Segment Start: Provided entries

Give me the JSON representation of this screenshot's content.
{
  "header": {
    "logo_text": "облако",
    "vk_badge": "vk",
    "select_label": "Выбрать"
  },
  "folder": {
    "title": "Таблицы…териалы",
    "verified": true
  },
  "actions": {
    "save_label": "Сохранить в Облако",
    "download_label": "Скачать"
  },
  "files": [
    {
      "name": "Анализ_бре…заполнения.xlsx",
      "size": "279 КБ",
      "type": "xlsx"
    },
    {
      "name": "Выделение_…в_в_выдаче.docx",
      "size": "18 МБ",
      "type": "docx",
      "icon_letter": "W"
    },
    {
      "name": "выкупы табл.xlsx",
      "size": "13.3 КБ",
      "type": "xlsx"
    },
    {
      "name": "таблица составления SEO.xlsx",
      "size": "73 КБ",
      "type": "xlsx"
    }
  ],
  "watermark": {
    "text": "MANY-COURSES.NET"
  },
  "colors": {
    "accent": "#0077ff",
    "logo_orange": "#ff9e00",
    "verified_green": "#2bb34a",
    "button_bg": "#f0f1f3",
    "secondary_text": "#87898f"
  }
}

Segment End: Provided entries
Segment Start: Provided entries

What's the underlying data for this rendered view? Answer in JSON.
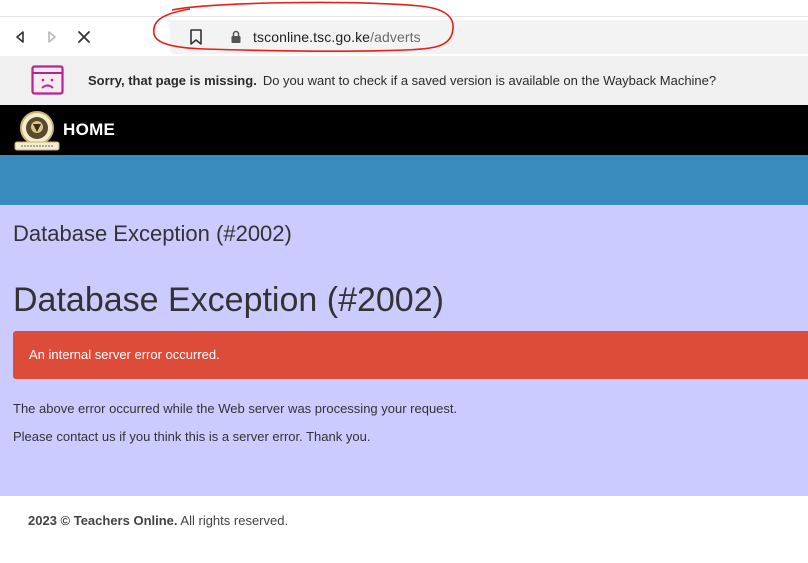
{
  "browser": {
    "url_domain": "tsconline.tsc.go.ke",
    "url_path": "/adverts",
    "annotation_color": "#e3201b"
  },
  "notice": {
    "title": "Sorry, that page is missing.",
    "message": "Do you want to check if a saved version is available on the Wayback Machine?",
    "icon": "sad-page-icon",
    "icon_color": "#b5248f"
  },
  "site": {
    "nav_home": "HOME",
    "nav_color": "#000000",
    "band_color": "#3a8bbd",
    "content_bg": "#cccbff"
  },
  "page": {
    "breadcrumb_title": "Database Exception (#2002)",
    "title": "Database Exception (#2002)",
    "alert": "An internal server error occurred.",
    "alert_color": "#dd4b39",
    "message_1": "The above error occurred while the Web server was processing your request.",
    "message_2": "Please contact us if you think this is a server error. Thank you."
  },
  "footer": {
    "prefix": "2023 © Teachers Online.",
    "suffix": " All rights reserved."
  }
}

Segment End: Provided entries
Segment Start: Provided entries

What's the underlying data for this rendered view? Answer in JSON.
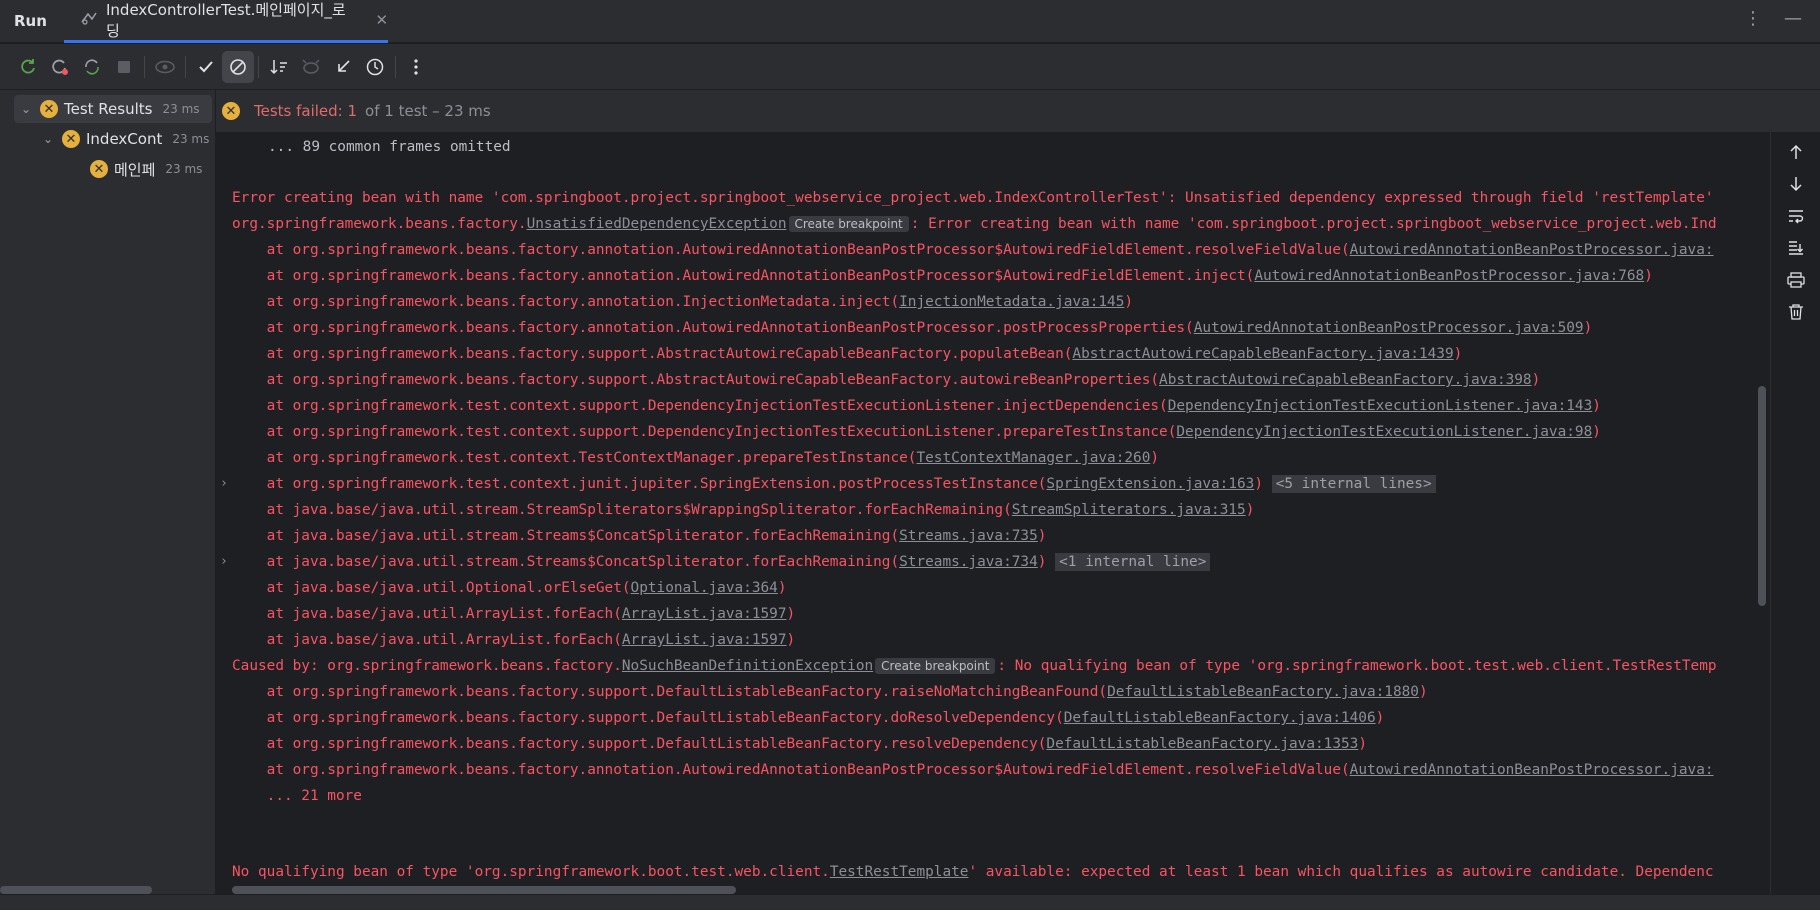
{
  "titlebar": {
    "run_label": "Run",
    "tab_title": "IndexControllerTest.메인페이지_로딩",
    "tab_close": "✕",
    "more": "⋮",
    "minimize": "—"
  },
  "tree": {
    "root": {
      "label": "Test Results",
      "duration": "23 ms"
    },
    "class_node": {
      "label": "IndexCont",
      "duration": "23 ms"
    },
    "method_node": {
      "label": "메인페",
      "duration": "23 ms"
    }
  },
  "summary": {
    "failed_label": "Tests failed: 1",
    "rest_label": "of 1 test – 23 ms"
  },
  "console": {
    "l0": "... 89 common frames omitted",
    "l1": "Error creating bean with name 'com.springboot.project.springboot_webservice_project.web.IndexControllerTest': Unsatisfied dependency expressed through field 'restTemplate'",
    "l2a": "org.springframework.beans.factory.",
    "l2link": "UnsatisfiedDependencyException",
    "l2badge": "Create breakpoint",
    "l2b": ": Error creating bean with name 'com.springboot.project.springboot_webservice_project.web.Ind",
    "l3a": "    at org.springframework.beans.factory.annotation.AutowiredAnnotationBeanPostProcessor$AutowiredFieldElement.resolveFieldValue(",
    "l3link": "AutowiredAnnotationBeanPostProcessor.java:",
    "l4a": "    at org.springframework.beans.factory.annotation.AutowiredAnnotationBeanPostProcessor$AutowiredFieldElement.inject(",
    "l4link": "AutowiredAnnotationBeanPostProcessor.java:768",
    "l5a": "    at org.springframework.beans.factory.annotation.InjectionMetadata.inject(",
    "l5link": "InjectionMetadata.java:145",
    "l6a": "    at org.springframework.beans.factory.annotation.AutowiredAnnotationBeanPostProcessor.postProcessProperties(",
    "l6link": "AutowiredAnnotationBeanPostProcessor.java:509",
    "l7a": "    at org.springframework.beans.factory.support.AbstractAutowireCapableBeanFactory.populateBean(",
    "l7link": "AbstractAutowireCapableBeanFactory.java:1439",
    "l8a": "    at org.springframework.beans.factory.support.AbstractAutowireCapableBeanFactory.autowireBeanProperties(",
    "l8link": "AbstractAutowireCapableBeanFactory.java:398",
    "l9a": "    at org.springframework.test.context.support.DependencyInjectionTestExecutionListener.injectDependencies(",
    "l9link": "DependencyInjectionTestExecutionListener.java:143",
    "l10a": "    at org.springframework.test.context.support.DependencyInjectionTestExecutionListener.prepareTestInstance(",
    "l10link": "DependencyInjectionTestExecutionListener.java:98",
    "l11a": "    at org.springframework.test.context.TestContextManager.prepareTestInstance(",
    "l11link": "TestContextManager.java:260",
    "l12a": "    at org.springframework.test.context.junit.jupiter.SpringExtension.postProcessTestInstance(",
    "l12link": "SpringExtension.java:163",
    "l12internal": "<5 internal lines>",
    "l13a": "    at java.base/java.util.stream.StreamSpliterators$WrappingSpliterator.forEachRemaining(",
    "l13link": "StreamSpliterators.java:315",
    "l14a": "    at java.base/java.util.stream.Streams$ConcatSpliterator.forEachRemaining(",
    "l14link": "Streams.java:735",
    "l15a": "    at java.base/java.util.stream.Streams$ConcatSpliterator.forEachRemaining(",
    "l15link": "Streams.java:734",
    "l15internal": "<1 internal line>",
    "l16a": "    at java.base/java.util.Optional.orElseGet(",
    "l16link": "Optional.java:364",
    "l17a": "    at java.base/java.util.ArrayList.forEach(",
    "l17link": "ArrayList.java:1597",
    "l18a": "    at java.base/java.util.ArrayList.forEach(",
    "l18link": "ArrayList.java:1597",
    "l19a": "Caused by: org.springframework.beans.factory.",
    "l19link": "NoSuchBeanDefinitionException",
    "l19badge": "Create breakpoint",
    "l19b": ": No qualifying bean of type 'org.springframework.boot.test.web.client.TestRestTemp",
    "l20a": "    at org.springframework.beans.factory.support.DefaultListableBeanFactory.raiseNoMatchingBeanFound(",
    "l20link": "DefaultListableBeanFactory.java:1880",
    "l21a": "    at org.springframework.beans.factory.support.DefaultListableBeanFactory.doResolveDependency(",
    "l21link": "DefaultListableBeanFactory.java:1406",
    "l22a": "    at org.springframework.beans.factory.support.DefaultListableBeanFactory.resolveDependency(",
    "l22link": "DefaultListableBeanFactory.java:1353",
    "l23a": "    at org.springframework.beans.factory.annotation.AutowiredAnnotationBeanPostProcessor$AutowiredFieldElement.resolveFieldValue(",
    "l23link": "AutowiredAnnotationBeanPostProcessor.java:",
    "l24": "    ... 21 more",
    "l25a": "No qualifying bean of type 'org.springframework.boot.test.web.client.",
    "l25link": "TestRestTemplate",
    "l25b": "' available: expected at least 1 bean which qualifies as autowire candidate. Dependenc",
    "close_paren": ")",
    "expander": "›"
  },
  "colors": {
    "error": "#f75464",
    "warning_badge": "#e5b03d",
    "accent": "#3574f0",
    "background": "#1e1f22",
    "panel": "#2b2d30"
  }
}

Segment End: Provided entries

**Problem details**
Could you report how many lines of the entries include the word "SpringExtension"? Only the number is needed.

**Exercise output**
2